I shuffled through several drawers in MICA’s printing studio, looking for the perfect typeface to spell out the title of one of Edgar Allen Poe’s most famous and haunting poems, “Annabel Lee”. Not only was looking for an appropriate size for the title, one that could properly visualize and foreshadow the magnitude of the poem, a challenge, but also finding a font that had the right “feel”. I believe I have a vague sense of what fonts should be used in what situations. Some fonts feel very traditional like Times New Roman, while others feel very modern like Helvetica, and some are rage inducing, like Comic Sans. I’m fascinated by how different fonts can have different personalities, and I’m not quite sure what is it about the anatomy of typefaces that can integrate an emotional dimension to type.
The closest analogy I can think of is that different fonts are like different voices, each with a unique character. Just as the voice of a speaker can influence the impact of his words, I strongly believe that printed material has the capacity to do the same with the use of fonts. This is clearly evident in commercially printed material like magazines and advertisements.
After shuffling through a dozen more drawers, I found it the perfect font, “Dante”. The serifs resembled sharp horns, but the overall shape of the font was bold enough to carry the “weight” of the poem’s title.

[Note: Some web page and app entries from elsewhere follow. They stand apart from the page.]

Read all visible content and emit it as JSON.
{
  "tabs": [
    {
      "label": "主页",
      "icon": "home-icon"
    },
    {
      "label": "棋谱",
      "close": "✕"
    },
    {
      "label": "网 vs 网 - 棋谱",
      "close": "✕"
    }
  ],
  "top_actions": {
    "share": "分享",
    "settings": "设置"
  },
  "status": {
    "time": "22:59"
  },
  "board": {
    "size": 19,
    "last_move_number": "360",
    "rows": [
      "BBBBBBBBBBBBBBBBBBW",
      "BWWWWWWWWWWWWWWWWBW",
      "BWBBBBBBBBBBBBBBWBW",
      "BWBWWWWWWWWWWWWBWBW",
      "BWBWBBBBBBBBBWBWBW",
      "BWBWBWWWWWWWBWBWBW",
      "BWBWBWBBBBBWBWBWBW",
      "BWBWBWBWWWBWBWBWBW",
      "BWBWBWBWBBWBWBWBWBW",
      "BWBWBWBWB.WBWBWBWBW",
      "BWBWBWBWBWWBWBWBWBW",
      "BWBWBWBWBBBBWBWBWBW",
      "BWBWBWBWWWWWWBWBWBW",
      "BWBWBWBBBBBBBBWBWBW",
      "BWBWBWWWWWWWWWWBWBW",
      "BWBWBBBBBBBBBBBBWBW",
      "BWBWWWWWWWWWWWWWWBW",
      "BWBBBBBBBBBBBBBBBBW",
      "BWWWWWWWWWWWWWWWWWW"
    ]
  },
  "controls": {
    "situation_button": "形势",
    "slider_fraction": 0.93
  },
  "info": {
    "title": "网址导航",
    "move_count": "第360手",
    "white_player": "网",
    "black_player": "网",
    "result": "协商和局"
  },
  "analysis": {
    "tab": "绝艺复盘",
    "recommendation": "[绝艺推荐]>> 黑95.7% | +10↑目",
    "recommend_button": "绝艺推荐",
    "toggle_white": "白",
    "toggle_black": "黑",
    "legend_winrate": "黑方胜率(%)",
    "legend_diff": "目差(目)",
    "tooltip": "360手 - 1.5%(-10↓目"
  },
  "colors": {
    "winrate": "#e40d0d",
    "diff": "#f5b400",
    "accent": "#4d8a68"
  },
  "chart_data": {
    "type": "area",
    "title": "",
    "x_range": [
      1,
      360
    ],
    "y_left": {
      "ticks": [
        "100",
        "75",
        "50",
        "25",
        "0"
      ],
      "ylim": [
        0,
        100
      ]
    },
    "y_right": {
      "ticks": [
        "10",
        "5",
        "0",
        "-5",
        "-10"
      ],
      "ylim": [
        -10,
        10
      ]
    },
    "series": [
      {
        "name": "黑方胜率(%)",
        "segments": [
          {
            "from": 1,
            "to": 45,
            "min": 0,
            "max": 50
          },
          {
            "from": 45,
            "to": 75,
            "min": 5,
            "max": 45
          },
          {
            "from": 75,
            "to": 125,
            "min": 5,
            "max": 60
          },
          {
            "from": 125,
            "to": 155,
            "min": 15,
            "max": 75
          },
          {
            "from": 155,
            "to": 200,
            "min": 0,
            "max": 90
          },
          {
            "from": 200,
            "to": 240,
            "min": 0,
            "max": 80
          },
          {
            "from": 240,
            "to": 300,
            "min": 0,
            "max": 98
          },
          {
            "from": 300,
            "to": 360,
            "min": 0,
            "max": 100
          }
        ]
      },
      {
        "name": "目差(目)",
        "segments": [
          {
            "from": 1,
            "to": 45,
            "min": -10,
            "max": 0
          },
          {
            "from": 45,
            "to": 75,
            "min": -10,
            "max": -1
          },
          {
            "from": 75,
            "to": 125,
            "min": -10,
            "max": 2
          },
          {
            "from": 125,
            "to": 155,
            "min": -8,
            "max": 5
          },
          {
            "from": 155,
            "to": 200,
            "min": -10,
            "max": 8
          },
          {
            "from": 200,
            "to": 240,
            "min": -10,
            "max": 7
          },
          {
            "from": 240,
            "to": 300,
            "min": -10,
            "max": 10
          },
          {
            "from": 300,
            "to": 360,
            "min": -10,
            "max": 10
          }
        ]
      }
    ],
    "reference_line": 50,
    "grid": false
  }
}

If it weren’t for the invention of the printing press, the art of typography would not nearly be a flourished as it is today. It has opened a new world of visual arts that has allowed designers to explore how text can express different emotions, detached from the content of the text. Normally when we read books, we forget acknowledge the effort that was put in to designing the typeface. It’s a subtle art that only those who read between the lines can begin to appreciate.